Records shown:
____

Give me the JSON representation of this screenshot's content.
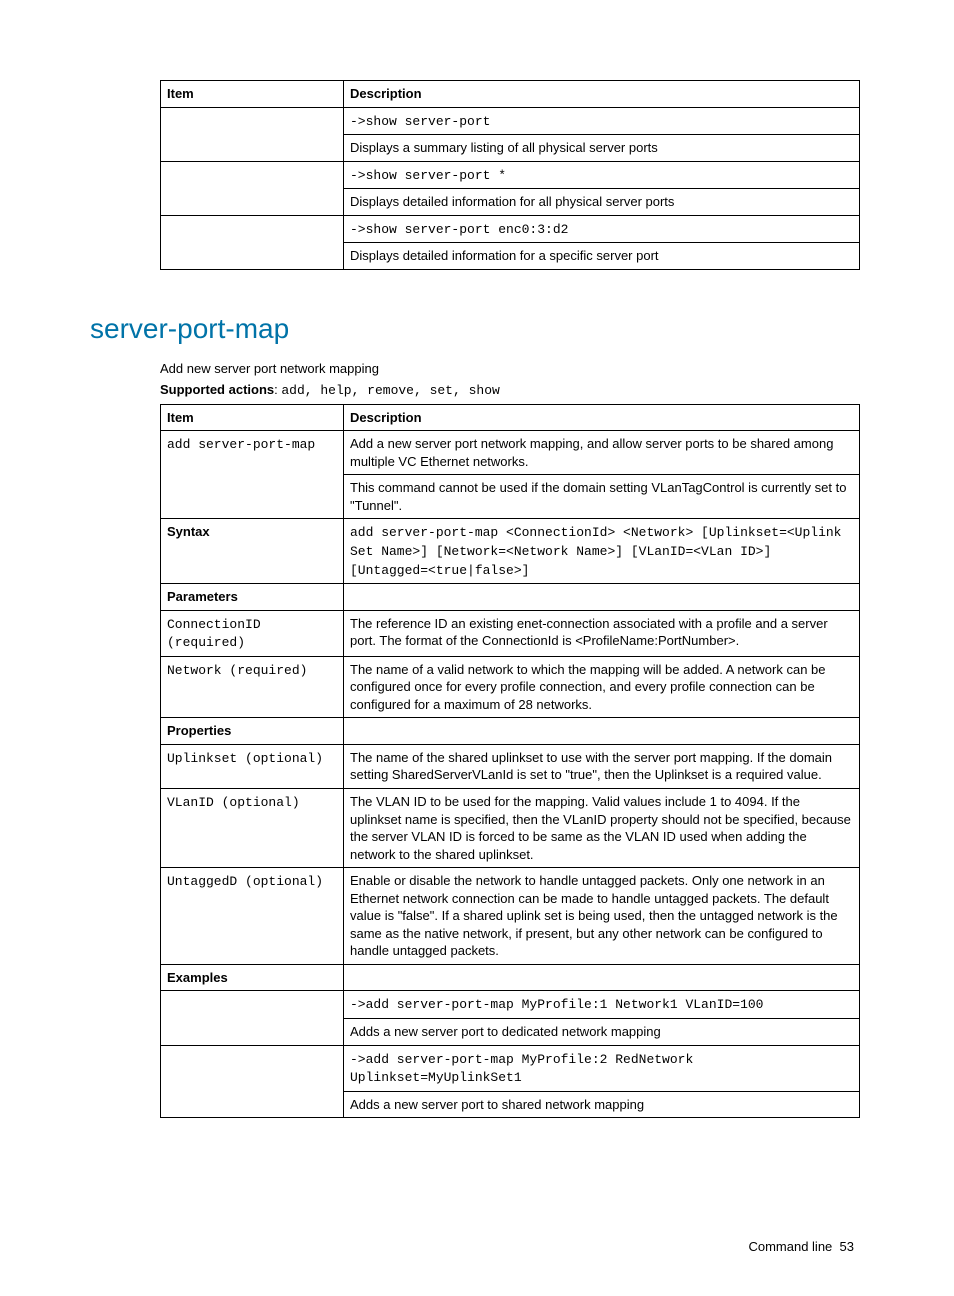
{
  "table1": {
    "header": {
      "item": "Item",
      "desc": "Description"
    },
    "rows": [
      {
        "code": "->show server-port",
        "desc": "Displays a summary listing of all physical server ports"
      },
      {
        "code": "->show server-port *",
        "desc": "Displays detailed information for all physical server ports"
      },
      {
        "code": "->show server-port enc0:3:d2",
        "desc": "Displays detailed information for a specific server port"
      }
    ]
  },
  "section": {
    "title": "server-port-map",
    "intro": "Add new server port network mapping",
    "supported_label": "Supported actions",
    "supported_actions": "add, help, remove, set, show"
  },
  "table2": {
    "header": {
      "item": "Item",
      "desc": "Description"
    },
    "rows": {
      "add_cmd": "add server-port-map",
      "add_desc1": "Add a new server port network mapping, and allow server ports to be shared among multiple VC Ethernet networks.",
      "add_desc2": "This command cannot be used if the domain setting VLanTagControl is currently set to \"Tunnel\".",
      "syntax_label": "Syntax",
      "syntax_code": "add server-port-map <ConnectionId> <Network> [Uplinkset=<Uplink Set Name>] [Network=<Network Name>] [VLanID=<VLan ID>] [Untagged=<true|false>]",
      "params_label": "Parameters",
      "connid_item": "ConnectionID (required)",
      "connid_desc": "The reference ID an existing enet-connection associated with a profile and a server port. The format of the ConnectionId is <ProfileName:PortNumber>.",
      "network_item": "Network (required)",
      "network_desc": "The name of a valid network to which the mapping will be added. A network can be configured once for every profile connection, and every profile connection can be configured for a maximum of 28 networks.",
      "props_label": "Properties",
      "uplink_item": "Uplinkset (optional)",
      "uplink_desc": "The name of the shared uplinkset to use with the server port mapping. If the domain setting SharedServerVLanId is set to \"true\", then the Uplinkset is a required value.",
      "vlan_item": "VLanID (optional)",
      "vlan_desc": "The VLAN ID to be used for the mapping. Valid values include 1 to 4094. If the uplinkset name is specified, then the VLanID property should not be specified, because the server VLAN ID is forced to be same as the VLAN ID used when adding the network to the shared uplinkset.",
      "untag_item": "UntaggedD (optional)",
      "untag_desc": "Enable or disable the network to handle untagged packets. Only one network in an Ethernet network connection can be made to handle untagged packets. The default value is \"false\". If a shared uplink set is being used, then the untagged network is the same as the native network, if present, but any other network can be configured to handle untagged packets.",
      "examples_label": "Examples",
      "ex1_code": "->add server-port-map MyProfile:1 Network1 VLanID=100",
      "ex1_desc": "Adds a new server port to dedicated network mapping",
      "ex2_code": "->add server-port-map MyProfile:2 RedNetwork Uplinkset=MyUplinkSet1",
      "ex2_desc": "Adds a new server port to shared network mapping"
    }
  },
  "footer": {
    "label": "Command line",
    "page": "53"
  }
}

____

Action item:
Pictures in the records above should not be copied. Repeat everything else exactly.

Solution below:
Give me the JSON representation of this screenshot's content.
{
  "table1": {
    "header": {
      "item": "Item",
      "desc": "Description"
    },
    "rows": [
      {
        "code": "->show server-port",
        "desc": "Displays a summary listing of all physical server ports"
      },
      {
        "code": "->show server-port *",
        "desc": "Displays detailed information for all physical server ports"
      },
      {
        "code": "->show server-port enc0:3:d2",
        "desc": "Displays detailed information for a specific server port"
      }
    ]
  },
  "section": {
    "title": "server-port-map",
    "intro": "Add new server port network mapping",
    "supported_label": "Supported actions",
    "supported_actions": "add, help, remove, set, show"
  },
  "table2": {
    "header": {
      "item": "Item",
      "desc": "Description"
    },
    "rows": {
      "add_cmd": "add server-port-map",
      "add_desc1": "Add a new server port network mapping, and allow server ports to be shared among multiple VC Ethernet networks.",
      "add_desc2": "This command cannot be used if the domain setting VLanTagControl is currently set to \"Tunnel\".",
      "syntax_label": "Syntax",
      "syntax_code": "add server-port-map <ConnectionId> <Network> [Uplinkset=<Uplink Set Name>] [Network=<Network Name>] [VLanID=<VLan ID>] [Untagged=<true|false>]",
      "params_label": "Parameters",
      "connid_item": "ConnectionID (required)",
      "connid_desc": "The reference ID an existing enet-connection associated with a profile and a server port. The format of the ConnectionId is <ProfileName:PortNumber>.",
      "network_item": "Network (required)",
      "network_desc": "The name of a valid network to which the mapping will be added. A network can be configured once for every profile connection, and every profile connection can be configured for a maximum of 28 networks.",
      "props_label": "Properties",
      "uplink_item": "Uplinkset (optional)",
      "uplink_desc": "The name of the shared uplinkset to use with the server port mapping. If the domain setting SharedServerVLanId is set to \"true\", then the Uplinkset is a required value.",
      "vlan_item": "VLanID (optional)",
      "vlan_desc": "The VLAN ID to be used for the mapping. Valid values include 1 to 4094. If the uplinkset name is specified, then the VLanID property should not be specified, because the server VLAN ID is forced to be same as the VLAN ID used when adding the network to the shared uplinkset.",
      "untag_item": "UntaggedD (optional)",
      "untag_desc": "Enable or disable the network to handle untagged packets. Only one network in an Ethernet network connection can be made to handle untagged packets. The default value is \"false\". If a shared uplink set is being used, then the untagged network is the same as the native network, if present, but any other network can be configured to handle untagged packets.",
      "examples_label": "Examples",
      "ex1_code": "->add server-port-map MyProfile:1 Network1 VLanID=100",
      "ex1_desc": "Adds a new server port to dedicated network mapping",
      "ex2_code": "->add server-port-map MyProfile:2 RedNetwork Uplinkset=MyUplinkSet1",
      "ex2_desc": "Adds a new server port to shared network mapping"
    }
  },
  "footer": {
    "label": "Command line",
    "page": "53"
  }
}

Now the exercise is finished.